[Source records]
--------------------

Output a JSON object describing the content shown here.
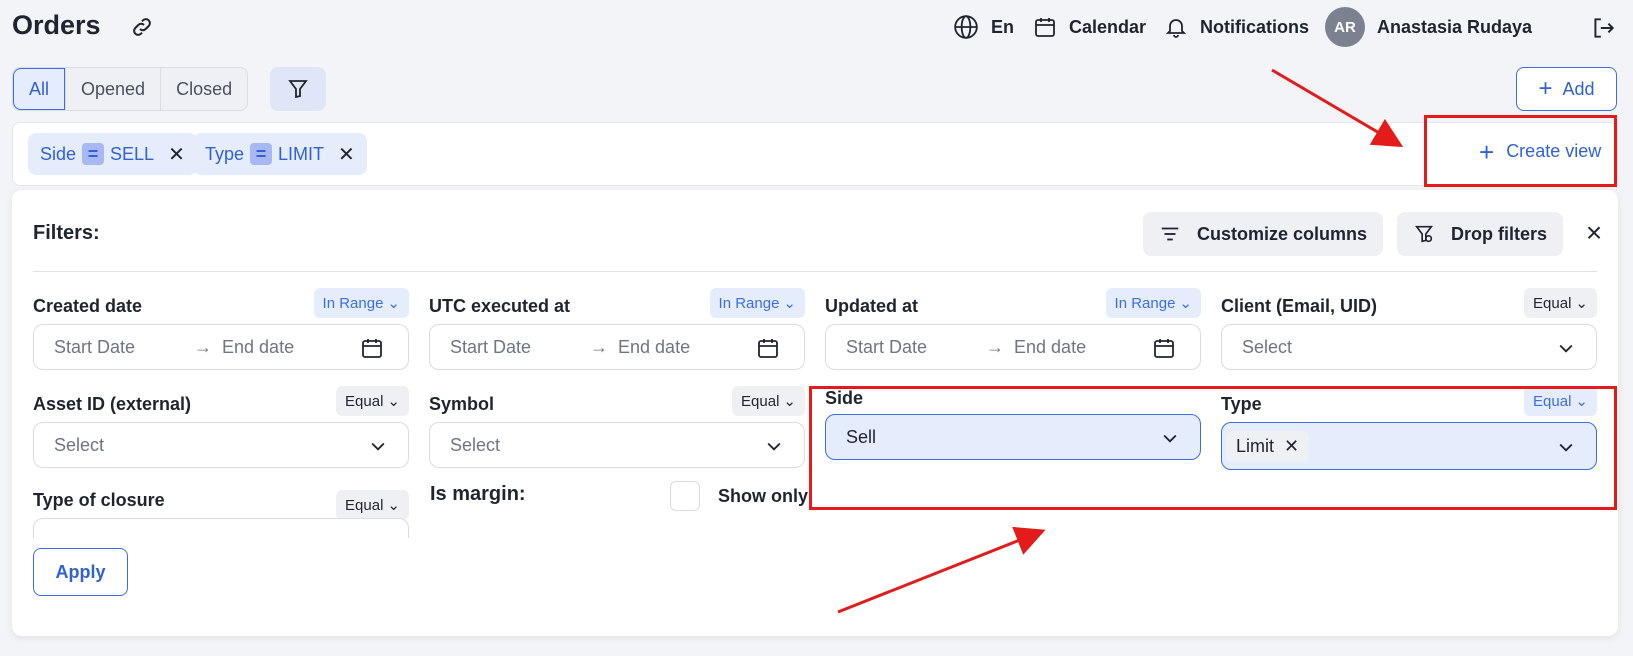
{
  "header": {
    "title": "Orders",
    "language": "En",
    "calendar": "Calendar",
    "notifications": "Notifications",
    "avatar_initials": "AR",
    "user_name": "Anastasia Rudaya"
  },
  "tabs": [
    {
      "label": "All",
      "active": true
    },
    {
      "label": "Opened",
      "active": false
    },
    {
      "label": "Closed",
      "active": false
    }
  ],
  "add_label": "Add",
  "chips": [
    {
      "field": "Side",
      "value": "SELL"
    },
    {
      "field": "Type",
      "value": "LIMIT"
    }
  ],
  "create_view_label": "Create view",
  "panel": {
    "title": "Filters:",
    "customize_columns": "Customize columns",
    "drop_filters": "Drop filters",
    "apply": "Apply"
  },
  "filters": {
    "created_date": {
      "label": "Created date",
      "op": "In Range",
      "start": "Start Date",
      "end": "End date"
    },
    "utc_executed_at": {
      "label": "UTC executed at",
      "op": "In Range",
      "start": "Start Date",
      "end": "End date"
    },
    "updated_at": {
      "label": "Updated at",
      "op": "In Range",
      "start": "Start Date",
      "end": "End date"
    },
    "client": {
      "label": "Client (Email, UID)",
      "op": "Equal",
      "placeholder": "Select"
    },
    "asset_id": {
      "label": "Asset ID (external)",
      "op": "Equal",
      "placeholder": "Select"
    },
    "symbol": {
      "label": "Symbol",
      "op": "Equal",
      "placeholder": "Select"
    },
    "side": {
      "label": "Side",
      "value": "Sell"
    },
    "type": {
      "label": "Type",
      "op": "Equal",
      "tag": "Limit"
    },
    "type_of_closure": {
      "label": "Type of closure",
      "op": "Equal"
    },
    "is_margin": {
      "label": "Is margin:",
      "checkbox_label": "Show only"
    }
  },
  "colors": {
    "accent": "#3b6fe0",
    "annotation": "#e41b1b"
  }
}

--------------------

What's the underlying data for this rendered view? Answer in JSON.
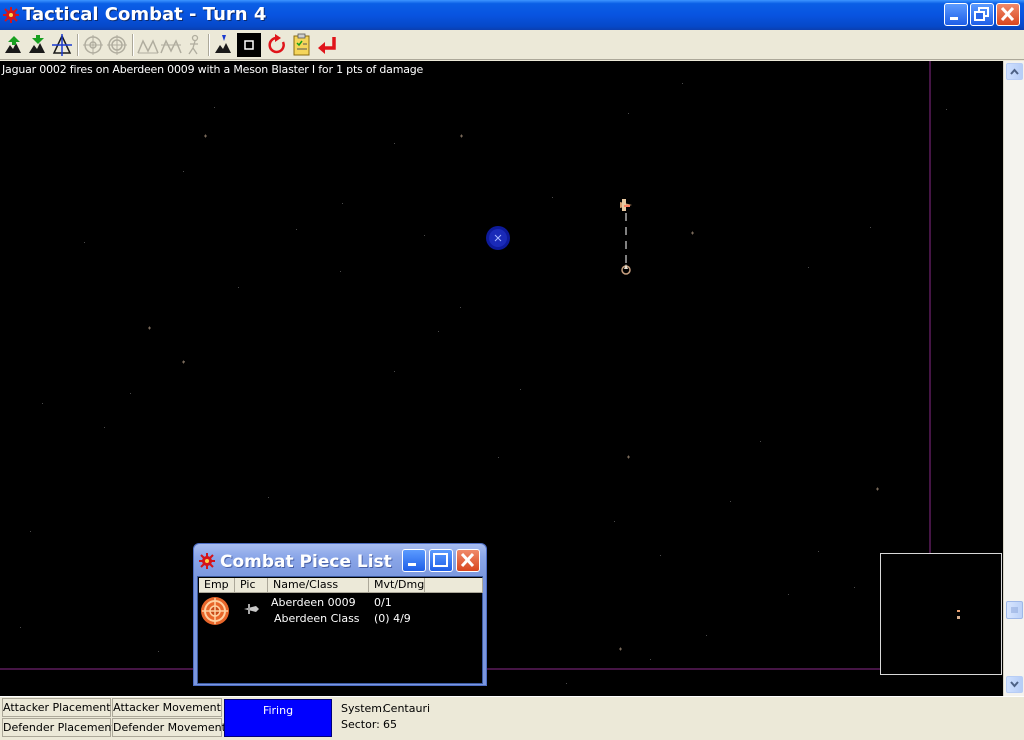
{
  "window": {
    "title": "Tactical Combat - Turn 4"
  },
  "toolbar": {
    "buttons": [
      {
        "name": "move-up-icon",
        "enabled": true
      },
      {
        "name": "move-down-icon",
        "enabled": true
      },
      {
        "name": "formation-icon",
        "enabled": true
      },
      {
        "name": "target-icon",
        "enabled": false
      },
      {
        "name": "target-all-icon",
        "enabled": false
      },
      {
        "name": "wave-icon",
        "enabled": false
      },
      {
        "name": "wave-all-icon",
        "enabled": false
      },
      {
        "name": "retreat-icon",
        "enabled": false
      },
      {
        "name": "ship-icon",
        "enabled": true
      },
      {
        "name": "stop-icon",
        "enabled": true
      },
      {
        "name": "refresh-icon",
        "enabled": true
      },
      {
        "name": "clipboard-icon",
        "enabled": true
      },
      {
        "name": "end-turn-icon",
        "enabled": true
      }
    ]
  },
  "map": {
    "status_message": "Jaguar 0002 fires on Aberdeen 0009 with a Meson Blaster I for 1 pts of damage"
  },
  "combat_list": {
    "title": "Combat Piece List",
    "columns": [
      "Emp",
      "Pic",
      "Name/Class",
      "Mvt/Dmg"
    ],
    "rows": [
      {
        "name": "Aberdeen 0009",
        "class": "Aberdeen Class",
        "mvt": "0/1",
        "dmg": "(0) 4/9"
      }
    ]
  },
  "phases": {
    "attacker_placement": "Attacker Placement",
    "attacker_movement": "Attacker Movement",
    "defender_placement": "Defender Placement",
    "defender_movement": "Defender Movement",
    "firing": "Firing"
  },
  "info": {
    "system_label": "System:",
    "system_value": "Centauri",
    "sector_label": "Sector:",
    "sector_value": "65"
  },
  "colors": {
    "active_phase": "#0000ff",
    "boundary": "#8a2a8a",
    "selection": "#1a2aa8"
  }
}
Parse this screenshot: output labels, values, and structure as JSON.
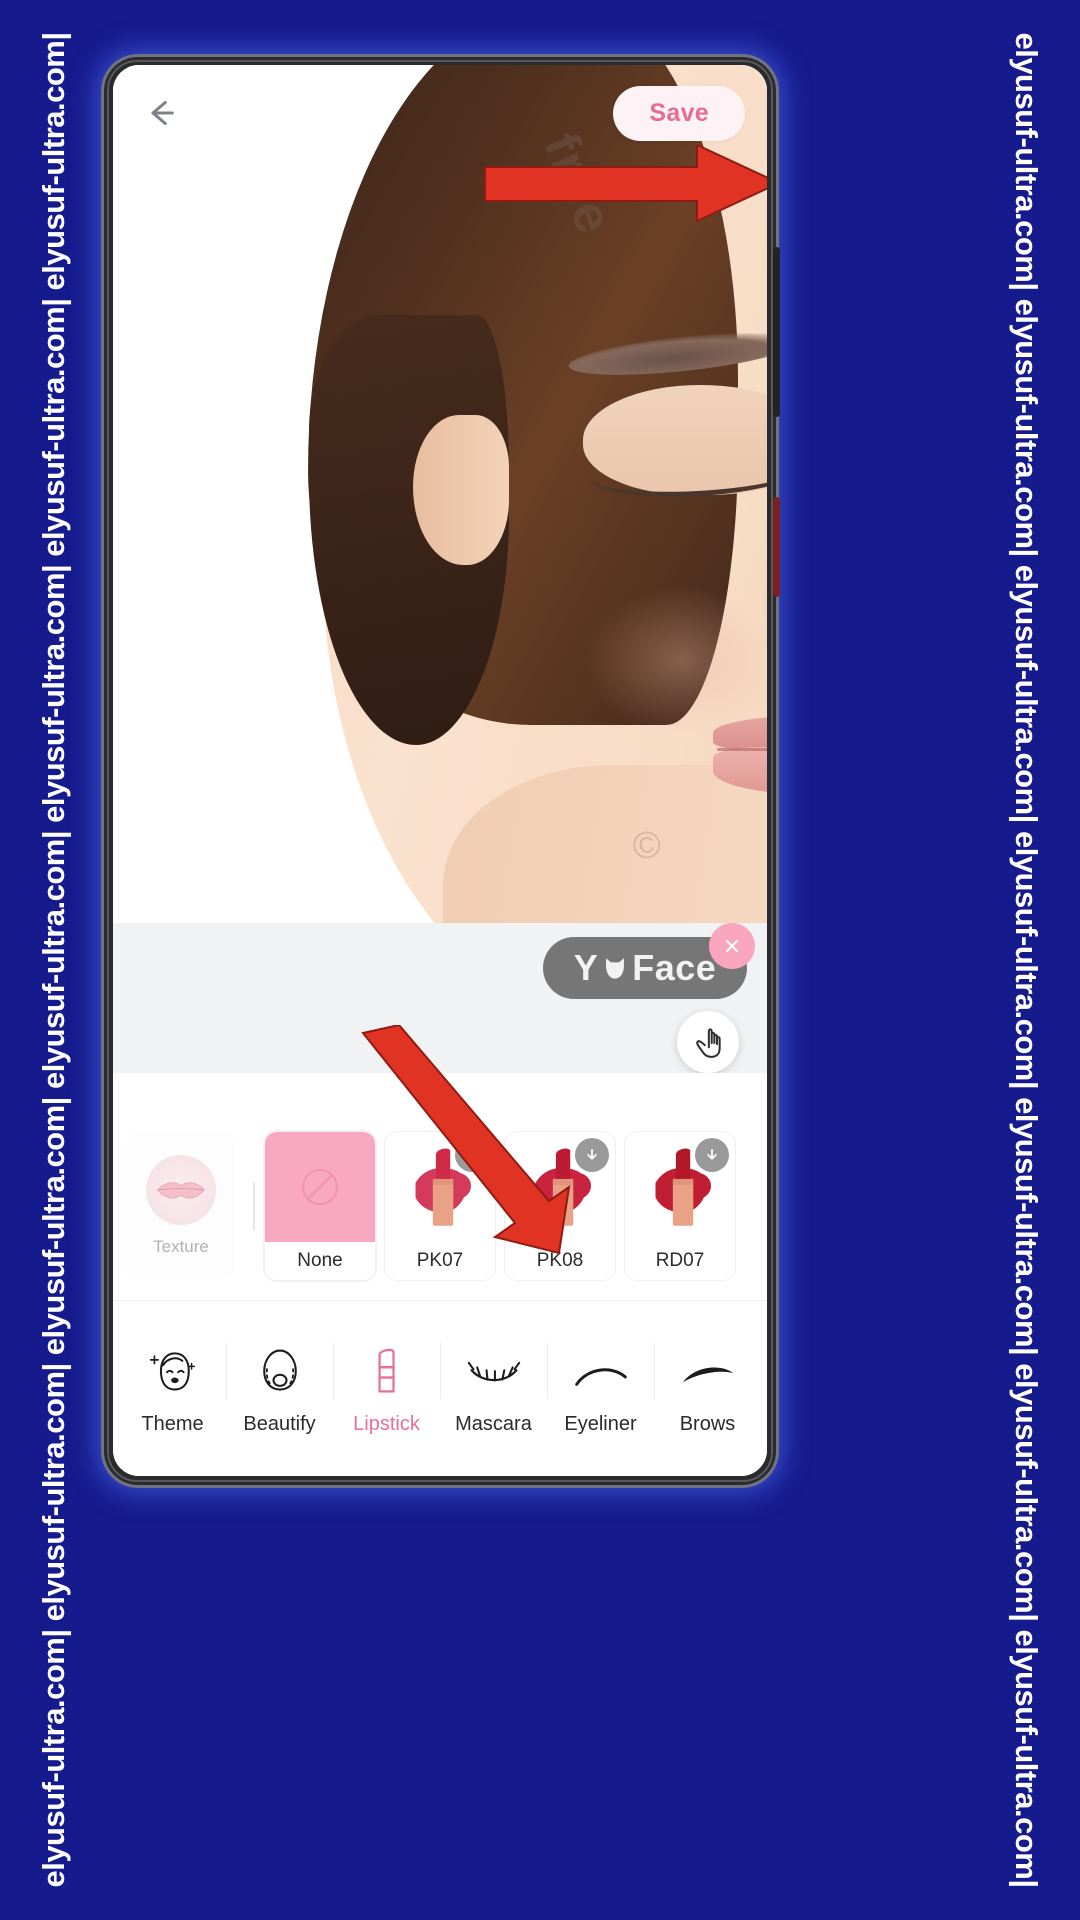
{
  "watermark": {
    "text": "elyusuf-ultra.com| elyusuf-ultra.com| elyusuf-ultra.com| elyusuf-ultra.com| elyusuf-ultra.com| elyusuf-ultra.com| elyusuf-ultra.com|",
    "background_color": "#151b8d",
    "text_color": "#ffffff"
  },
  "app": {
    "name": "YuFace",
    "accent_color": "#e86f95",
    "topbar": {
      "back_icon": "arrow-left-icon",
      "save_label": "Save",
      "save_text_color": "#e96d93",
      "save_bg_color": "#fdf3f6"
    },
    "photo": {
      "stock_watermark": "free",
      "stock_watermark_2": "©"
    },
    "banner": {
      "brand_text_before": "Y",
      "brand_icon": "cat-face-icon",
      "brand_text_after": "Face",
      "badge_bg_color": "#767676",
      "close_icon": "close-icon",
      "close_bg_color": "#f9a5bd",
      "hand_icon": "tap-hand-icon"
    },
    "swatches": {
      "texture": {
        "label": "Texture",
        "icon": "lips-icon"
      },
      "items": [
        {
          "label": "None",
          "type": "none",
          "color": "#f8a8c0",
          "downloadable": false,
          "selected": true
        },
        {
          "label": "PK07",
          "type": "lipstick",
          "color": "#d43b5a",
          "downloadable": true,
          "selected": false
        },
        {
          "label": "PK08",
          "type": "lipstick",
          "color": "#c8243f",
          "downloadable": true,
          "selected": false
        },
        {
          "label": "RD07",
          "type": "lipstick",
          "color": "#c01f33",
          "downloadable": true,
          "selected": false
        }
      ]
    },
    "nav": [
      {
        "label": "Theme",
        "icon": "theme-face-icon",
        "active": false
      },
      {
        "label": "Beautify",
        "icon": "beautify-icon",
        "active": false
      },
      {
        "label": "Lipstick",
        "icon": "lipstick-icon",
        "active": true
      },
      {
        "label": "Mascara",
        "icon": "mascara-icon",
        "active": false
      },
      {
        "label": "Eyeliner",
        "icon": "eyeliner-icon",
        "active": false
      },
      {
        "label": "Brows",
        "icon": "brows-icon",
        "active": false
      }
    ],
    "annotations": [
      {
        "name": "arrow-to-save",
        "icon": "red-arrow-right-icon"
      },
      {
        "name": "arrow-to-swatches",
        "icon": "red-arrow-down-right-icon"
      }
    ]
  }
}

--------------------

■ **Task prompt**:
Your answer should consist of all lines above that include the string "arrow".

■ **Exercise answer**:
      "back_icon": "arrow-left-icon",
        "name": "arrow-to-save",
        "icon": "red-arrow-right-icon"
        "name": "arrow-to-swatches",
        "icon": "red-arrow-down-right-icon"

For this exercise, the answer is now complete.